Knowledge to make your life better. If you have some free time, check out some of these links this weekend.
My friend Nick Hughes answers an important question.
Tamara drops some revolver knowledge. And to back up her words, one of the classes I taught at the revolver roundup tested various speed strip loading strategies against the clock. She’s right. Strips with groups of two rounds separated by a gap are a significant advantage. Furthermore, I taught those classes with a Monadnock de-jammer and a toothbrush in my back pocket.
This is a stellar resource for those of you who want an honest look at how good your pistol shooting skills are. I would suggest that you start with the first drill and progress one by one until you find one that you can’t pass. Work on the individual skills needed to pass that test until you can do it cleanly and then move on to the next. This can serve as a decent stand alone training program program if you break down and practice the individual stages of these qualifications that you can’t pass.
Here’s one more shooting drill designed expressly for my revolver-carrying readers.
Car jacking is one of many crimes that have massively increased in recent years. It’s good to have a strategy to avoid it.
Steven Pressfield is one of my favorite authors. This is an autobiographical account of the dire circumstances he experienced that created the successful writer/playwright he is today.
Filling in the details of the Indiana mall shooting.
I’m often critical of my police students, but the one area where they regularly outperform my civilian students is in the arena of verbal commands. Cops have lots of experience talking to (and yelling at) strangers. Most of my armed citizen students lack that experience. I would suggest taking some force on force training classes to help remedy that if you find it a personal weakness.
Speaking of Force on Force Training, I would also recommend you read Justin Dyal’s latest article on the topic.
Screaming it again for those of you sitting in the back of class: “Your car is not a holster.”
Steve Tarani provides some weapon disarming advice. This skill should be in your skillset library.
A perspective that is slowly gaining traction in the training community, but this article is the first place I saw it articulated. While lightning fast splits are helpful in the context of the shooting sports, they may be less useful in the context of self defense.
If you are shooting faster than you can see and process information, you may be going too fast. I know quite a few very elite police and military units that rarely shoot faster than half second splits in their training. At that pace you can keep track of both your sights and your target, a useful thing in the middle of a gunfight.
I’m happy to see Dr. Sherman House writing again. You may also like his write-up of Chuck Haggard’s POCKET ROCKETS class.

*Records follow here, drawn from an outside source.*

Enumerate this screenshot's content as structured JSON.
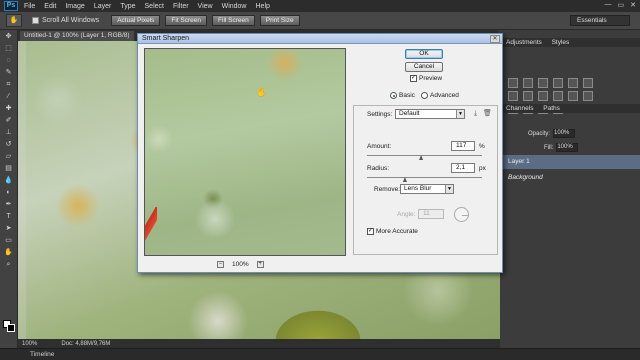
{
  "app": {
    "logo": "Ps",
    "menu": [
      "File",
      "Edit",
      "Image",
      "Layer",
      "Type",
      "Select",
      "Filter",
      "View",
      "Window",
      "Help"
    ],
    "window_controls": [
      "—",
      "▭",
      "✕"
    ]
  },
  "options_bar": {
    "scroll_all_windows": "Scroll All Windows",
    "buttons": [
      "Actual Pixels",
      "Fit Screen",
      "Fill Screen",
      "Print Size"
    ],
    "workspace": "Essentials"
  },
  "document": {
    "tab_title": "Untitled-1 @ 100% (Layer 1, RGB/8)",
    "zoom": "100%",
    "doc_info": "Doc: 4,88M/9,76M"
  },
  "timeline": {
    "label": "Timeline"
  },
  "panels": {
    "top_tabs": [
      "Adjustments",
      "Styles"
    ],
    "layers_tabs": [
      "Channels",
      "Paths"
    ],
    "opacity_label": "Opacity:",
    "opacity_value": "100%",
    "fill_label": "Fill:",
    "fill_value": "100%",
    "layers": [
      {
        "name": "Layer 1",
        "selected": true
      },
      {
        "name": "Background",
        "selected": false
      }
    ]
  },
  "dialog": {
    "title": "Smart Sharpen",
    "close_glyph": "✕",
    "ok": "OK",
    "cancel": "Cancel",
    "preview_label": "Preview",
    "preview_checked": true,
    "mode_basic": "Basic",
    "mode_advanced": "Advanced",
    "mode_selected": "Basic",
    "settings_label": "Settings:",
    "settings_value": "Default",
    "amount_label": "Amount:",
    "amount_value": "117",
    "amount_unit": "%",
    "amount_level": 0.47,
    "radius_label": "Radius:",
    "radius_value": "2,1",
    "radius_unit": "px",
    "radius_level": 0.33,
    "remove_label": "Remove:",
    "remove_value": "Lens Blur",
    "angle_label": "Angle:",
    "angle_value": "11",
    "more_accurate_label": "More Accurate",
    "more_accurate_checked": true,
    "zoom_value": "100%",
    "zoom_minus": "−",
    "zoom_plus": "+"
  }
}
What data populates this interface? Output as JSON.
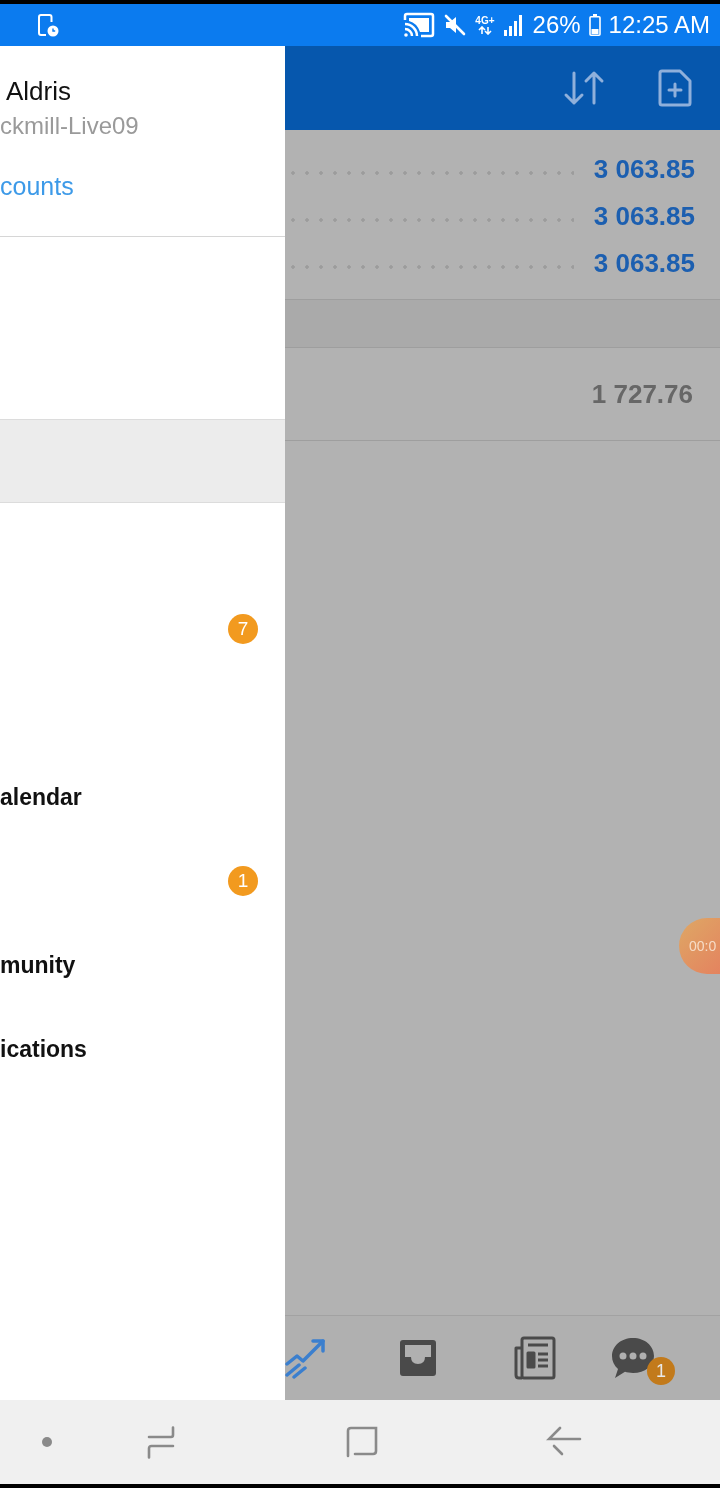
{
  "status_bar": {
    "network_type": "4G+",
    "battery": "26%",
    "time": "12:25 AM"
  },
  "drawer": {
    "account_name": "Aldris",
    "account_server": "ckmill-Live09",
    "accounts_link": "counts",
    "menu_items": [
      {
        "selected": false
      },
      {
        "selected": false
      },
      {
        "selected": true
      },
      {
        "selected": false
      },
      {
        "selected": false,
        "badge": "7"
      },
      {
        "selected": false
      },
      {
        "selected": false,
        "label": "alendar"
      },
      {
        "selected": false,
        "badge": "1"
      },
      {
        "selected": false,
        "label": "munity"
      },
      {
        "selected": false,
        "label": "ications"
      }
    ]
  },
  "main": {
    "summary_rows": [
      {
        "value": "3 063.85"
      },
      {
        "value": "3 063.85"
      },
      {
        "value": "3 063.85"
      }
    ],
    "detail_rows": [
      {
        "value": "1 727.76"
      }
    ]
  },
  "bottom_tabs": [
    {
      "kind": "trade",
      "selected": true
    },
    {
      "kind": "mailbox",
      "selected": false
    },
    {
      "kind": "news",
      "selected": false
    },
    {
      "kind": "chat",
      "selected": false,
      "badge": "1"
    }
  ],
  "recording_timer": "00:0"
}
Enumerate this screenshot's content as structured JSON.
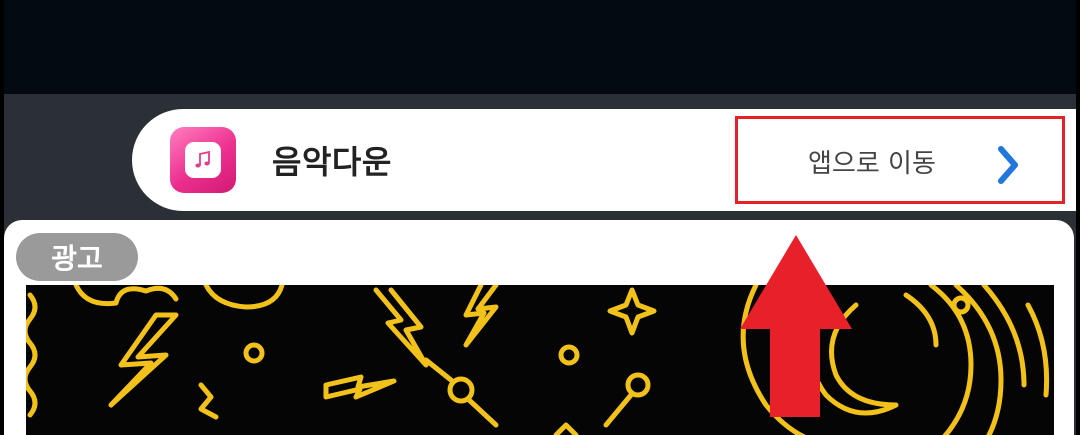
{
  "app_bar": {
    "app_name": "음악다운",
    "goto_label": "앱으로 이동",
    "icon": "music-note-icon",
    "accent_color": "#2277dd",
    "highlight_color": "#e22228"
  },
  "ad": {
    "badge_label": "광고"
  },
  "annotation": {
    "arrow_color": "#e8202a"
  }
}
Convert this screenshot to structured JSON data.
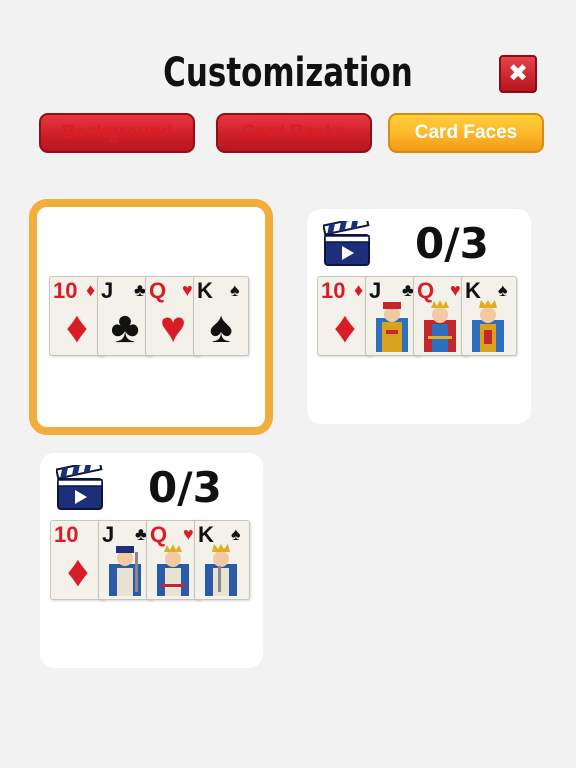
{
  "title": "Customization",
  "tabs": [
    {
      "label": "Background"
    },
    {
      "label": "Card Backs"
    },
    {
      "label": "Card Faces"
    }
  ],
  "panels": [
    {
      "counter": null
    },
    {
      "counter": "0/3"
    },
    {
      "counter": "0/3"
    }
  ],
  "cards": [
    {
      "rank": "10",
      "suit": "♦",
      "color": "red"
    },
    {
      "rank": "J",
      "suit": "♣",
      "color": "black"
    },
    {
      "rank": "Q",
      "suit": "♥",
      "color": "red"
    },
    {
      "rank": "K",
      "suit": "♠",
      "color": "black"
    }
  ],
  "colors": {
    "selected_border": "#f2ae3c",
    "tab_active": "#fbb62a",
    "tab_inactive": "#cf1f28"
  }
}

“Eye fucking” someone is an insult in the criminal subculture. When dealing with people I don’t know well, I smile, make brief eye contact, nod up if I know them and down if I don’t know them well. Then my eyes move to check the subjects hands and waistband for weapons.
I think the author is generally correct. Interdicting “leakage” is probably the most effective way of stopping these acts before they happen.
Here’s one more useful article about school shootings.
A variety of perspectives on everyday carry items.
Thanks to Tom for the shout out in this month’s edition.
Daniel’s final installment in his IWB holster selection series.
Kathy Jackson from Cornered Cat writes a great article about how to become a firearms instructor. She’s giving good advice. I see too many “professional” instructors stopping somewhere between steps one and three. Those are a start, but it’s not enough. Challenge yourself. Do more. Learn more. Your life and the lives of your future students will be improved.
I carry a smaller trauma kit in my carry-on bag every time I fly. It contains no scalpels, needles, or liquids. I flew 57 flights in 2022 and never once had my trauma kit inspected by the TSA.
Mas shares solid advice here. You should also read his most recent article on the differences between Castle Doctrine and “Stand Your Ground”laws.
I am a member of the ACLDN. I think they are a great value in the field of self -defense financial protection products. I also admire their commitment to education of the folks who belong to the network. In this edition of their monthly journal, Karl Rehn has an outstanding article you should definitely read.
An often overlooked safety tip that should be shared with all novice shooters.
This link is outside the scope of what I usually share, but I found it informative. It contains a one paragraph summary of each of the “Twitter Files” releases since Elon Musk took over the social media network. I hate Twitter and I really don’t care to follow all of the issues involved in any significant depth. It’s outside my sphere of control so I’m not willing to spend much time on the topic.
This summary gives me a better understanding of what is going on without wasting valuable time digging in the weeds for information.
Some of the above links (from Amazon.com) are affiliate links. If you purchase these items, I get a small percentage of the sale at no extra cost to you.